(Web page and app entries)
=-=-=
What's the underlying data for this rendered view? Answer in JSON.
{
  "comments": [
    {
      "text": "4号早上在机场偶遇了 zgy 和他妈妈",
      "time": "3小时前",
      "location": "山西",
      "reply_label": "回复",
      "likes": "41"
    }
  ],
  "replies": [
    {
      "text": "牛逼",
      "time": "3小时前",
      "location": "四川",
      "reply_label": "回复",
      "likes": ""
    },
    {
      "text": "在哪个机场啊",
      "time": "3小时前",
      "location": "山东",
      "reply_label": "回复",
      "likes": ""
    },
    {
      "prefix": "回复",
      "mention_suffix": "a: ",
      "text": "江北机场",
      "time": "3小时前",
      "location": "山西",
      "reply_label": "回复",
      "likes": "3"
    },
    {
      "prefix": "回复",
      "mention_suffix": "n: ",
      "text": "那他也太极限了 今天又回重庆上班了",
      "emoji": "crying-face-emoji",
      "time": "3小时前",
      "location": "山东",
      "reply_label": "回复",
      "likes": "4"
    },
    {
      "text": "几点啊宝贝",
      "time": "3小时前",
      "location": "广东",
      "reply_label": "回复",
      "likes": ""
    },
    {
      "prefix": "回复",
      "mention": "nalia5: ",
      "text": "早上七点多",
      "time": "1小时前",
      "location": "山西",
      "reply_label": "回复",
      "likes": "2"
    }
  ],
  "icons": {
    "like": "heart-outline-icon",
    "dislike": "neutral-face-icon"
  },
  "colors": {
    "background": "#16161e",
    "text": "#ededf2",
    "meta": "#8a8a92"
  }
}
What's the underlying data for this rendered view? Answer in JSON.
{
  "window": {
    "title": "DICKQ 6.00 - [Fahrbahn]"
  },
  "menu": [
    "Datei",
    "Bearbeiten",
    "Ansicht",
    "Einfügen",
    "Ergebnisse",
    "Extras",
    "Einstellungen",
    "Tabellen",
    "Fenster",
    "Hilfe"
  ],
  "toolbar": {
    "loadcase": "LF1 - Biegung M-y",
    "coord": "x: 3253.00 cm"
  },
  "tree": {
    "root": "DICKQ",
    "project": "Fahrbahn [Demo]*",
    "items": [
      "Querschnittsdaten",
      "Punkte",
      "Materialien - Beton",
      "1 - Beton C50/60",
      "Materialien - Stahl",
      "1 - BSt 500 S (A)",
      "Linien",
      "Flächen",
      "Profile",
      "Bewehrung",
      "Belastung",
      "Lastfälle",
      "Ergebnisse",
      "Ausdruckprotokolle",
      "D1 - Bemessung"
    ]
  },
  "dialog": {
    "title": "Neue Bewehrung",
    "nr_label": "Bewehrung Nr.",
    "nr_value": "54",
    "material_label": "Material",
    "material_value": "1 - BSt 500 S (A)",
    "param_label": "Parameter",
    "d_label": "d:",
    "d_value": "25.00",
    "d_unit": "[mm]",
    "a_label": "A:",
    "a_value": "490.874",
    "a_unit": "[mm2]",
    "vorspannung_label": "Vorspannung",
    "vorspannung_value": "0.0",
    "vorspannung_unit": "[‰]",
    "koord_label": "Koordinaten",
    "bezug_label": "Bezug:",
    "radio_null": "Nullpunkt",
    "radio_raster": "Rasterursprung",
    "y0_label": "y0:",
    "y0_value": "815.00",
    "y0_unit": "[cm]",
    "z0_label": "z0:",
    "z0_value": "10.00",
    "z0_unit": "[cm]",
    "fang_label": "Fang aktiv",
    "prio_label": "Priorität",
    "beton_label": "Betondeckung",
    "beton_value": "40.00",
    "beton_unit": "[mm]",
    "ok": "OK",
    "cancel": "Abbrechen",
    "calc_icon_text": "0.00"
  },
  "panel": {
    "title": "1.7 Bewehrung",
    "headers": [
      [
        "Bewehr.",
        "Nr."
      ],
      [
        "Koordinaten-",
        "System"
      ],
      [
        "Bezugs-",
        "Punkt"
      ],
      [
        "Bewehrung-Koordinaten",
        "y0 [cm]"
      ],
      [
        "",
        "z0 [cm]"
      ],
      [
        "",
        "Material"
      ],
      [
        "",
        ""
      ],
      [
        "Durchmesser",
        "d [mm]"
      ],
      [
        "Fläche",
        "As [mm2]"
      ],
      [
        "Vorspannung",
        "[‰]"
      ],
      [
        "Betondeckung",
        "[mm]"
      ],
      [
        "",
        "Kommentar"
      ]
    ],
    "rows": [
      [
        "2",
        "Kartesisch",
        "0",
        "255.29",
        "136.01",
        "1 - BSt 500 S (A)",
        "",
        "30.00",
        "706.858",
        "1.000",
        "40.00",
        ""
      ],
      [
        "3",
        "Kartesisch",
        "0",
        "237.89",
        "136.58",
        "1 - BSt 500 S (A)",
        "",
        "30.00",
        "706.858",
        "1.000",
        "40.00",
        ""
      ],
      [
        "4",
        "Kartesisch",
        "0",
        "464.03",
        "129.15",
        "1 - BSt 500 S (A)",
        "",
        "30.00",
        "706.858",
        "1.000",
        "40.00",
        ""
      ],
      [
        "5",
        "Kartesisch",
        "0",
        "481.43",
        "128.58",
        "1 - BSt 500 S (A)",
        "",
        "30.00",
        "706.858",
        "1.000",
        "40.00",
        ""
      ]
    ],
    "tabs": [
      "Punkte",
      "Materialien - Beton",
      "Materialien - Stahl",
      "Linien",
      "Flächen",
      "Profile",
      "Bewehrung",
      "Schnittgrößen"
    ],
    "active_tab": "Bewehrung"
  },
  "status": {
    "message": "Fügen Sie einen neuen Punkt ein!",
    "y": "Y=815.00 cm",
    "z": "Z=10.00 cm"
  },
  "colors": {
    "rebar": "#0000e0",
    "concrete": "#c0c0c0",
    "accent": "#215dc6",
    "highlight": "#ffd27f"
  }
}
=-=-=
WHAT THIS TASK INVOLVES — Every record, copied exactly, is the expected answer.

OUTPUT OF THE TASK —
What's the underlying data for this rendered view? Answer in JSON.
{
  "comments": [
    {
      "text": "4号早上在机场偶遇了 zgy 和他妈妈",
      "time": "3小时前",
      "location": "山西",
      "reply_label": "回复",
      "likes": "41"
    }
  ],
  "replies": [
    {
      "text": "牛逼",
      "time": "3小时前",
      "location": "四川",
      "reply_label": "回复",
      "likes": ""
    },
    {
      "text": "在哪个机场啊",
      "time": "3小时前",
      "location": "山东",
      "reply_label": "回复",
      "likes": ""
    },
    {
      "prefix": "回复",
      "mention_suffix": "a: ",
      "text": "江北机场",
      "time": "3小时前",
      "location": "山西",
      "reply_label": "回复",
      "likes": "3"
    },
    {
      "prefix": "回复",
      "mention_suffix": "n: ",
      "text": "那他也太极限了 今天又回重庆上班了",
      "emoji": "crying-face-emoji",
      "time": "3小时前",
      "location": "山东",
      "reply_label": "回复",
      "likes": "4"
    },
    {
      "text": "几点啊宝贝",
      "time": "3小时前",
      "location": "广东",
      "reply_label": "回复",
      "likes": ""
    },
    {
      "prefix": "回复",
      "mention": "nalia5: ",
      "text": "早上七点多",
      "time": "1小时前",
      "location": "山西",
      "reply_label": "回复",
      "likes": "2"
    }
  ],
  "icons": {
    "like": "heart-outline-icon",
    "dislike": "neutral-face-icon"
  },
  "colors": {
    "background": "#16161e",
    "text": "#ededf2",
    "meta": "#8a8a92"
  }
}
What's the underlying data for this rendered view? Answer in JSON.
{
  "window": {
    "title": "DICKQ 6.00 - [Fahrbahn]"
  },
  "menu": [
    "Datei",
    "Bearbeiten",
    "Ansicht",
    "Einfügen",
    "Ergebnisse",
    "Extras",
    "Einstellungen",
    "Tabellen",
    "Fenster",
    "Hilfe"
  ],
  "toolbar": {
    "loadcase": "LF1 - Biegung M-y",
    "coord": "x: 3253.00 cm"
  },
  "tree": {
    "root": "DICKQ",
    "project": "Fahrbahn [Demo]*",
    "items": [
      "Querschnittsdaten",
      "Punkte",
      "Materialien - Beton",
      "1 - Beton C50/60",
      "Materialien - Stahl",
      "1 - BSt 500 S (A)",
      "Linien",
      "Flächen",
      "Profile",
      "Bewehrung",
      "Belastung",
      "Lastfälle",
      "Ergebnisse",
      "Ausdruckprotokolle",
      "D1 - Bemessung"
    ]
  },
  "dialog": {
    "title": "Neue Bewehrung",
    "nr_label": "Bewehrung Nr.",
    "nr_value": "54",
    "material_label": "Material",
    "material_value": "1 - BSt 500 S (A)",
    "param_label": "Parameter",
    "d_label": "d:",
    "d_value": "25.00",
    "d_unit": "[mm]",
    "a_label": "A:",
    "a_value": "490.874",
    "a_unit": "[mm2]",
    "vorspannung_label": "Vorspannung",
    "vorspannung_value": "0.0",
    "vorspannung_unit": "[‰]",
    "koord_label": "Koordinaten",
    "bezug_label": "Bezug:",
    "radio_null": "Nullpunkt",
    "radio_raster": "Rasterursprung",
    "y0_label": "y0:",
    "y0_value": "815.00",
    "y0_unit": "[cm]",
    "z0_label": "z0:",
    "z0_value": "10.00",
    "z0_unit": "[cm]",
    "fang_label": "Fang aktiv",
    "prio_label": "Priorität",
    "beton_label": "Betondeckung",
    "beton_value": "40.00",
    "beton_unit": "[mm]",
    "ok": "OK",
    "cancel": "Abbrechen",
    "calc_icon_text": "0.00"
  },
  "panel": {
    "title": "1.7 Bewehrung",
    "headers": [
      [
        "Bewehr.",
        "Nr."
      ],
      [
        "Koordinaten-",
        "System"
      ],
      [
        "Bezugs-",
        "Punkt"
      ],
      [
        "Bewehrung-Koordinaten",
        "y0 [cm]"
      ],
      [
        "",
        "z0 [cm]"
      ],
      [
        "",
        "Material"
      ],
      [
        "",
        ""
      ],
      [
        "Durchmesser",
        "d [mm]"
      ],
      [
        "Fläche",
        "As [mm2]"
      ],
      [
        "Vorspannung",
        "[‰]"
      ],
      [
        "Betondeckung",
        "[mm]"
      ],
      [
        "",
        "Kommentar"
      ]
    ],
    "rows": [
      [
        "2",
        "Kartesisch",
        "0",
        "255.29",
        "136.01",
        "1 - BSt 500 S (A)",
        "",
        "30.00",
        "706.858",
        "1.000",
        "40.00",
        ""
      ],
      [
        "3",
        "Kartesisch",
        "0",
        "237.89",
        "136.58",
        "1 - BSt 500 S (A)",
        "",
        "30.00",
        "706.858",
        "1.000",
        "40.00",
        ""
      ],
      [
        "4",
        "Kartesisch",
        "0",
        "464.03",
        "129.15",
        "1 - BSt 500 S (A)",
        "",
        "30.00",
        "706.858",
        "1.000",
        "40.00",
        ""
      ],
      [
        "5",
        "Kartesisch",
        "0",
        "481.43",
        "128.58",
        "1 - BSt 500 S (A)",
        "",
        "30.00",
        "706.858",
        "1.000",
        "40.00",
        ""
      ]
    ],
    "tabs": [
      "Punkte",
      "Materialien - Beton",
      "Materialien - Stahl",
      "Linien",
      "Flächen",
      "Profile",
      "Bewehrung",
      "Schnittgrößen"
    ],
    "active_tab": "Bewehrung"
  },
  "status": {
    "message": "Fügen Sie einen neuen Punkt ein!",
    "y": "Y=815.00 cm",
    "z": "Z=10.00 cm"
  },
  "colors": {
    "rebar": "#0000e0",
    "concrete": "#c0c0c0",
    "accent": "#215dc6",
    "highlight": "#ffd27f"
  }
}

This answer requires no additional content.